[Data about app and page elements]
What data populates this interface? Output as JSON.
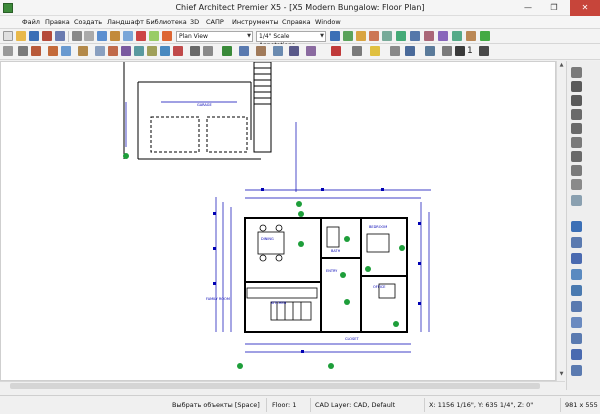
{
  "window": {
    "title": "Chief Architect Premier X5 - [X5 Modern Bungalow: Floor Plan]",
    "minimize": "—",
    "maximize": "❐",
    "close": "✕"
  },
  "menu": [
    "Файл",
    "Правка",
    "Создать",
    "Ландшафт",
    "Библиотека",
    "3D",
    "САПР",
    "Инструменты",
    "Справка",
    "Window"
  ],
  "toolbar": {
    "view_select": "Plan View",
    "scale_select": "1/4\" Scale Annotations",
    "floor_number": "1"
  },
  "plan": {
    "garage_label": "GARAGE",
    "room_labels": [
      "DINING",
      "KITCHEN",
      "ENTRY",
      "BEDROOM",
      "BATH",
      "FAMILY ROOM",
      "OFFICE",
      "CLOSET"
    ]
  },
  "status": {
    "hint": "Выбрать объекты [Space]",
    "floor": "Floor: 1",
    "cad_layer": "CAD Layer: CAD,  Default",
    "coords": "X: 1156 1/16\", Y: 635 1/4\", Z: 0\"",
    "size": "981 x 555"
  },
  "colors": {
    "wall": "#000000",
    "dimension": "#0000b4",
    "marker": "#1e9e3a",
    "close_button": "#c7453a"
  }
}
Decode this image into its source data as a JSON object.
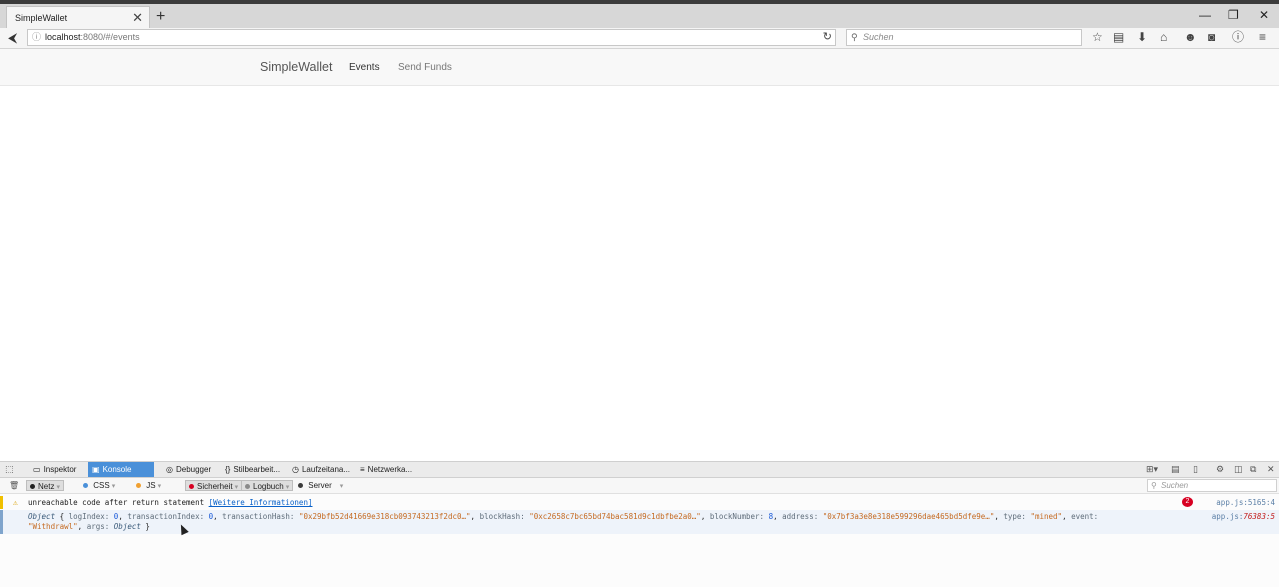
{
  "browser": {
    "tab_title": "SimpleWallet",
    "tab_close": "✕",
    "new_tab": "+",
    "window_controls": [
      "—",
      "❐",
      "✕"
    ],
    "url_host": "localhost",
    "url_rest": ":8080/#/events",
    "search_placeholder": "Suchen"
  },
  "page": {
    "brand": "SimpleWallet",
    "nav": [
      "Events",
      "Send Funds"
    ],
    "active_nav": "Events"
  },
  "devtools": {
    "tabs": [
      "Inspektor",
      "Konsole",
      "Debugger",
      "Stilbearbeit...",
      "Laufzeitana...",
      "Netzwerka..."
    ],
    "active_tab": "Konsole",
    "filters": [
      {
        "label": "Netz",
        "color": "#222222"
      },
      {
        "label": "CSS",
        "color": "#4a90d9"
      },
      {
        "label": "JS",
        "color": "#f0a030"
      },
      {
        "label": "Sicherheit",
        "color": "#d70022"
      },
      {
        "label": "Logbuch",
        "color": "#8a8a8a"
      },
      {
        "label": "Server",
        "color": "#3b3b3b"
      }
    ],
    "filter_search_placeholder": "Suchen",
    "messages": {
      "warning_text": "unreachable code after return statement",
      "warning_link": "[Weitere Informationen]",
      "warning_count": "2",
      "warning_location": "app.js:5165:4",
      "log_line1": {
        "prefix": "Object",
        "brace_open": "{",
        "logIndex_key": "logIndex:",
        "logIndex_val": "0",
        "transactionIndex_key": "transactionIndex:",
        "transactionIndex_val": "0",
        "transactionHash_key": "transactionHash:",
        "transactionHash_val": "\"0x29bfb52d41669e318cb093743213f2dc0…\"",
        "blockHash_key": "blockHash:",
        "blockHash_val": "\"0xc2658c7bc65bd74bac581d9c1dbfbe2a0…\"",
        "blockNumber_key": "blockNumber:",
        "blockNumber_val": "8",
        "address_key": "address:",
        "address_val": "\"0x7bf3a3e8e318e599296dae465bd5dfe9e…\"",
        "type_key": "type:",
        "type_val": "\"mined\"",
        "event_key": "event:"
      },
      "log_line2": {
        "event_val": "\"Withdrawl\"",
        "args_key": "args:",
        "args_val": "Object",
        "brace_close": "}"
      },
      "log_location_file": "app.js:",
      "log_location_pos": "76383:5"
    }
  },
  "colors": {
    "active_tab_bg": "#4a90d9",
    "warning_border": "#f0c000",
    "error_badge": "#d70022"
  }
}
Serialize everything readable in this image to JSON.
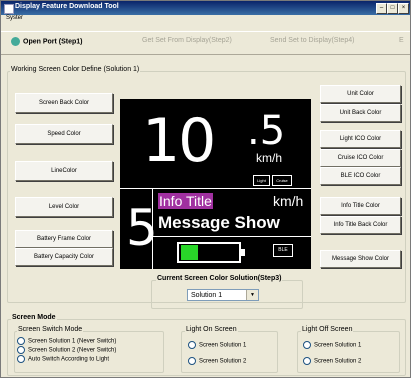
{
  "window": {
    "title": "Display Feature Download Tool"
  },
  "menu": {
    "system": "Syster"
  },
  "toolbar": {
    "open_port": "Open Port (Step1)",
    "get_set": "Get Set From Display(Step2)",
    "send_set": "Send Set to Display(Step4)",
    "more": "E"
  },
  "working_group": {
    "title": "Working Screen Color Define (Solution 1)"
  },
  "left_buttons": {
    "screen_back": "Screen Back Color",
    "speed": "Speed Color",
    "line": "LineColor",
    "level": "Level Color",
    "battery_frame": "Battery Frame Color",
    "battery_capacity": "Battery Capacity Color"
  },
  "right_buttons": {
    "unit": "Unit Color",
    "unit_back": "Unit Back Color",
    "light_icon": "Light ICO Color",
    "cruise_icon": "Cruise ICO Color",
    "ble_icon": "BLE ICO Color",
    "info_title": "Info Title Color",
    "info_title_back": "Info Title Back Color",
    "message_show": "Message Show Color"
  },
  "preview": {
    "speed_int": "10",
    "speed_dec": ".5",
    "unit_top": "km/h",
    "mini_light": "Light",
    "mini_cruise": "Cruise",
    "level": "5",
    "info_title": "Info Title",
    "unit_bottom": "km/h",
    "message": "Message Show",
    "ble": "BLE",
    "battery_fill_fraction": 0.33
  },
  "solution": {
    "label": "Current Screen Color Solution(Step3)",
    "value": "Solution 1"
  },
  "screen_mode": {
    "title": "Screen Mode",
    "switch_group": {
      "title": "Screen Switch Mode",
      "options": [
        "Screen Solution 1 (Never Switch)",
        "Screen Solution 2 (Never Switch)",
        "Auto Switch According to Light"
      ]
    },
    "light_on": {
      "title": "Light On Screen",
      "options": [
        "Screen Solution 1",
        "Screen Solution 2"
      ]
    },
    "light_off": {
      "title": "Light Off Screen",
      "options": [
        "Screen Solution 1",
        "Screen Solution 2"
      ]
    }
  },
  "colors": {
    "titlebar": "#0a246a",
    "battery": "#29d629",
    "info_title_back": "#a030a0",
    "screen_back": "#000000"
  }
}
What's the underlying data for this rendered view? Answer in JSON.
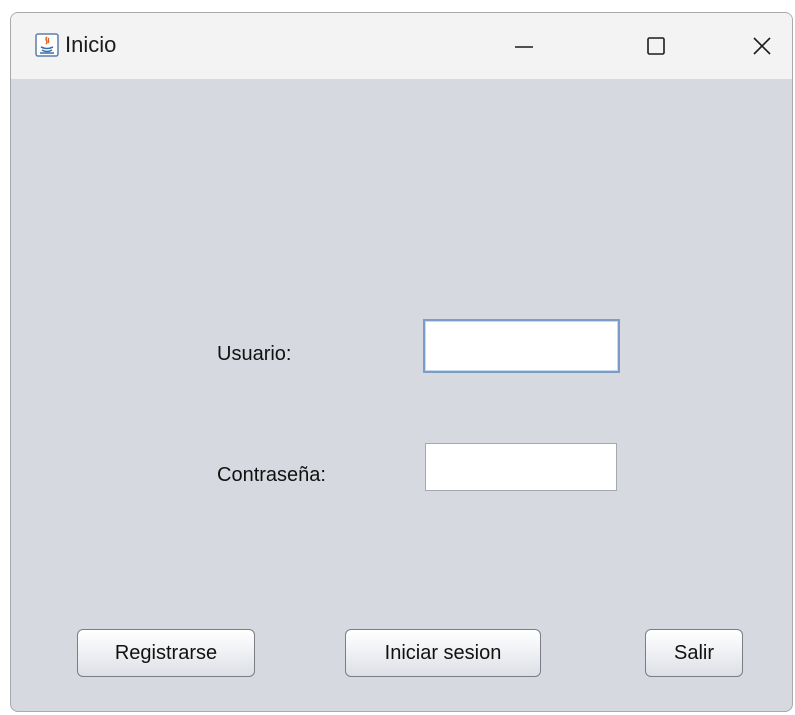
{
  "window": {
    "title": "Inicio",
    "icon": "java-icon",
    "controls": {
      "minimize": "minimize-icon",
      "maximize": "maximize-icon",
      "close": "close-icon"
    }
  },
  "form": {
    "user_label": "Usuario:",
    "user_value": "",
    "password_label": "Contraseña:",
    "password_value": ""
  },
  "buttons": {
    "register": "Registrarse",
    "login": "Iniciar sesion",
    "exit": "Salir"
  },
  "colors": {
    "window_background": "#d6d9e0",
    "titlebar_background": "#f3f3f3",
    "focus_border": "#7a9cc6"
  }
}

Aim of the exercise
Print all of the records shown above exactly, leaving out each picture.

Exercise result
What data populates this interface? Output as JSON.
{
  "window": {
    "title": "Chief Architect Premier X5 - [X5 Modern Bungalow: Floor Plan]",
    "minimize": "—",
    "maximize": "❐",
    "close": "✕"
  },
  "menu": [
    "Файл",
    "Правка",
    "Создать",
    "Ландшафт",
    "Библиотека",
    "3D",
    "САПР",
    "Инструменты",
    "Справка",
    "Window"
  ],
  "toolbar": {
    "view_select": "Plan View",
    "scale_select": "1/4\" Scale Annotations",
    "floor_number": "1"
  },
  "plan": {
    "garage_label": "GARAGE",
    "room_labels": [
      "DINING",
      "KITCHEN",
      "ENTRY",
      "BEDROOM",
      "BATH",
      "FAMILY ROOM",
      "OFFICE",
      "CLOSET"
    ]
  },
  "status": {
    "hint": "Выбрать объекты [Space]",
    "floor": "Floor: 1",
    "cad_layer": "CAD Layer: CAD,  Default",
    "coords": "X: 1156 1/16\", Y: 635 1/4\", Z: 0\"",
    "size": "981 x 555"
  },
  "colors": {
    "wall": "#000000",
    "dimension": "#0000b4",
    "marker": "#1e9e3a",
    "close_button": "#c7453a"
  }
}
Decode this image into its source data as a JSON object.
{
  "browser": {
    "tab_title": "SimpleWallet",
    "tab_close": "✕",
    "new_tab": "+",
    "window_controls": [
      "—",
      "❐",
      "✕"
    ],
    "url_host": "localhost",
    "url_rest": ":8080/#/events",
    "search_placeholder": "Suchen"
  },
  "page": {
    "brand": "SimpleWallet",
    "nav": [
      "Events",
      "Send Funds"
    ],
    "active_nav": "Events"
  },
  "devtools": {
    "tabs": [
      "Inspektor",
      "Konsole",
      "Debugger",
      "Stilbearbeit...",
      "Laufzeitana...",
      "Netzwerka..."
    ],
    "active_tab": "Konsole",
    "filters": [
      {
        "label": "Netz",
        "color": "#222222"
      },
      {
        "label": "CSS",
        "color": "#4a90d9"
      },
      {
        "label": "JS",
        "color": "#f0a030"
      },
      {
        "label": "Sicherheit",
        "color": "#d70022"
      },
      {
        "label": "Logbuch",
        "color": "#8a8a8a"
      },
      {
        "label": "Server",
        "color": "#3b3b3b"
      }
    ],
    "filter_search_placeholder": "Suchen",
    "messages": {
      "warning_text": "unreachable code after return statement",
      "warning_link": "[Weitere Informationen]",
      "warning_count": "2",
      "warning_location": "app.js:5165:4",
      "log_line1": {
        "prefix": "Object",
        "brace_open": "{",
        "logIndex_key": "logIndex:",
        "logIndex_val": "0",
        "transactionIndex_key": "transactionIndex:",
        "transactionIndex_val": "0",
        "transactionHash_key": "transactionHash:",
        "transactionHash_val": "\"0x29bfb52d41669e318cb093743213f2dc0…\"",
        "blockHash_key": "blockHash:",
        "blockHash_val": "\"0xc2658c7bc65bd74bac581d9c1dbfbe2a0…\"",
        "blockNumber_key": "blockNumber:",
        "blockNumber_val": "8",
        "address_key": "address:",
        "address_val": "\"0x7bf3a3e8e318e599296dae465bd5dfe9e…\"",
        "type_key": "type:",
        "type_val": "\"mined\"",
        "event_key": "event:"
      },
      "log_line2": {
        "event_val": "\"Withdrawl\"",
        "args_key": "args:",
        "args_val": "Object",
        "brace_close": "}"
      },
      "log_location_file": "app.js:",
      "log_location_pos": "76383:5"
    }
  },
  "colors": {
    "active_tab_bg": "#4a90d9",
    "warning_border": "#f0c000",
    "error_badge": "#d70022"
  }
}
Serialize everything readable in this image to JSON.
{
  "window": {
    "title": "Display Feature Download Tool"
  },
  "menu": {
    "system": "Syster"
  },
  "toolbar": {
    "open_port": "Open Port (Step1)",
    "get_set": "Get Set From Display(Step2)",
    "send_set": "Send Set to Display(Step4)",
    "more": "E"
  },
  "working_group": {
    "title": "Working Screen Color Define (Solution 1)"
  },
  "left_buttons": {
    "screen_back": "Screen Back Color",
    "speed": "Speed Color",
    "line": "LineColor",
    "level": "Level Color",
    "battery_frame": "Battery Frame Color",
    "battery_capacity": "Battery Capacity Color"
  },
  "right_buttons": {
    "unit": "Unit Color",
    "unit_back": "Unit Back Color",
    "light_icon": "Light ICO Color",
    "cruise_icon": "Cruise ICO Color",
    "ble_icon": "BLE ICO Color",
    "info_title": "Info Title Color",
    "info_title_back": "Info Title Back Color",
    "message_show": "Message Show Color"
  },
  "preview": {
    "speed_int": "10",
    "speed_dec": ".5",
    "unit_top": "km/h",
    "mini_light": "Light",
    "mini_cruise": "Cruise",
    "level": "5",
    "info_title": "Info Title",
    "unit_bottom": "km/h",
    "message": "Message Show",
    "ble": "BLE",
    "battery_fill_fraction": 0.33
  },
  "solution": {
    "label": "Current Screen Color Solution(Step3)",
    "value": "Solution 1"
  },
  "screen_mode": {
    "title": "Screen Mode",
    "switch_group": {
      "title": "Screen Switch Mode",
      "options": [
        "Screen Solution 1 (Never Switch)",
        "Screen Solution 2 (Never Switch)",
        "Auto Switch According to Light"
      ]
    },
    "light_on": {
      "title": "Light On Screen",
      "options": [
        "Screen Solution 1",
        "Screen Solution 2"
      ]
    },
    "light_off": {
      "title": "Light Off Screen",
      "options": [
        "Screen Solution 1",
        "Screen Solution 2"
      ]
    }
  },
  "colors": {
    "titlebar": "#0a246a",
    "battery": "#29d629",
    "info_title_back": "#a030a0",
    "screen_back": "#000000"
  }
}
What's the underlying data for this rendered view? Answer in JSON.
{
  "window": {
    "title": "Inicio",
    "icon": "java-icon",
    "controls": {
      "minimize": "minimize-icon",
      "maximize": "maximize-icon",
      "close": "close-icon"
    }
  },
  "form": {
    "user_label": "Usuario:",
    "user_value": "",
    "password_label": "Contraseña:",
    "password_value": ""
  },
  "buttons": {
    "register": "Registrarse",
    "login": "Iniciar sesion",
    "exit": "Salir"
  },
  "colors": {
    "window_background": "#d6d9e0",
    "titlebar_background": "#f3f3f3",
    "focus_border": "#7a9cc6"
  }
}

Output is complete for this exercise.